Three air launch concepts for suborbital vehicle systems could gain European Union funding, as a similar project ending this October proposes a costed Airbus A330-200 freighter launch platform demonstration.
The three concepts for the proposed €11 million ($15.2 million) FAST20XX project are the two-stage Spaceliner from German aerospace centre DLR, a single-stage design by the UK company Gas Dynamics and another German proposal involving a manned version of the DLR's automatic glide and landing Phoenix test vehicle - to be launched from an Antonov's rear cargo door. The FAST20XX project proposal is awaiting approval for the EU's Seventh Framework programme.
"The modified Phoenix would use a hybrid rocket and carry four passengers and one pilot.
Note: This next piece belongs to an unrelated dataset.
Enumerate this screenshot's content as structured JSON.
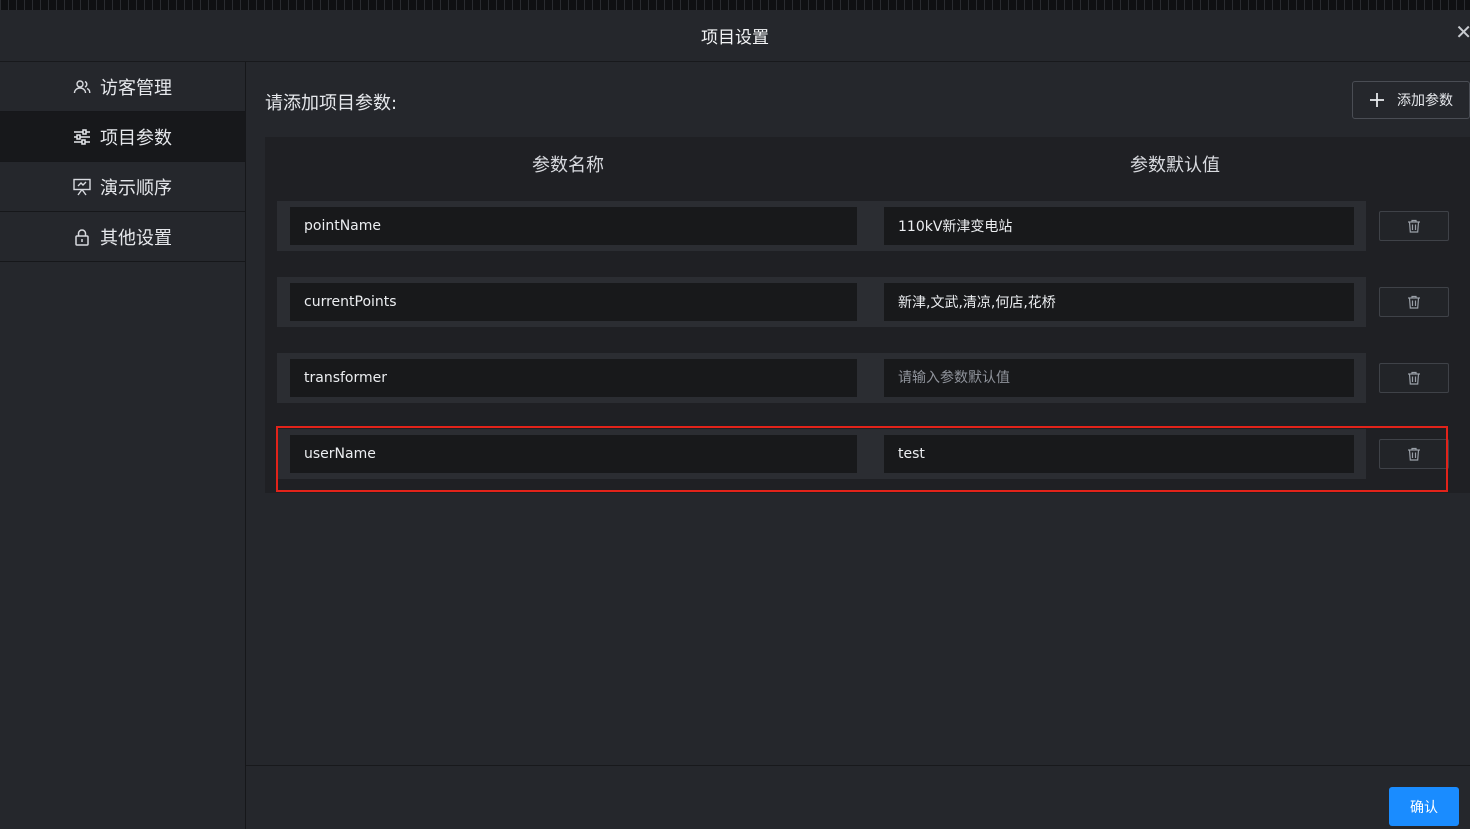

A larger version could carry five or six passengers, but we could only fit three of those in the Antonov, instead of four," says FAST20XX participant Harry Idrim, a partner in the Berlin-based consultancy, Aerospace Institute.
With its final report submission in October the 12-month, €127,000 "Future high altitude flight - an attractive commercial niche?" (Flacon) project, managed by the European Space Agency, will give a rough cost estimate for a flight demonstration involving an A330-200F.
That demonstration is for the 14.2m (46.5ft)-long, 20,000kg (44,000lb) mass EADS Astrium proposed Bremen Engineering Operations Science suborbital vehicle being deployed from the top of an A330-200F at 32,700ft at a speed of 521kt (964km/h).
"A demonstration is possible and affordable," says ESA's Flacon co-ordinator Wilhelm Kordulla.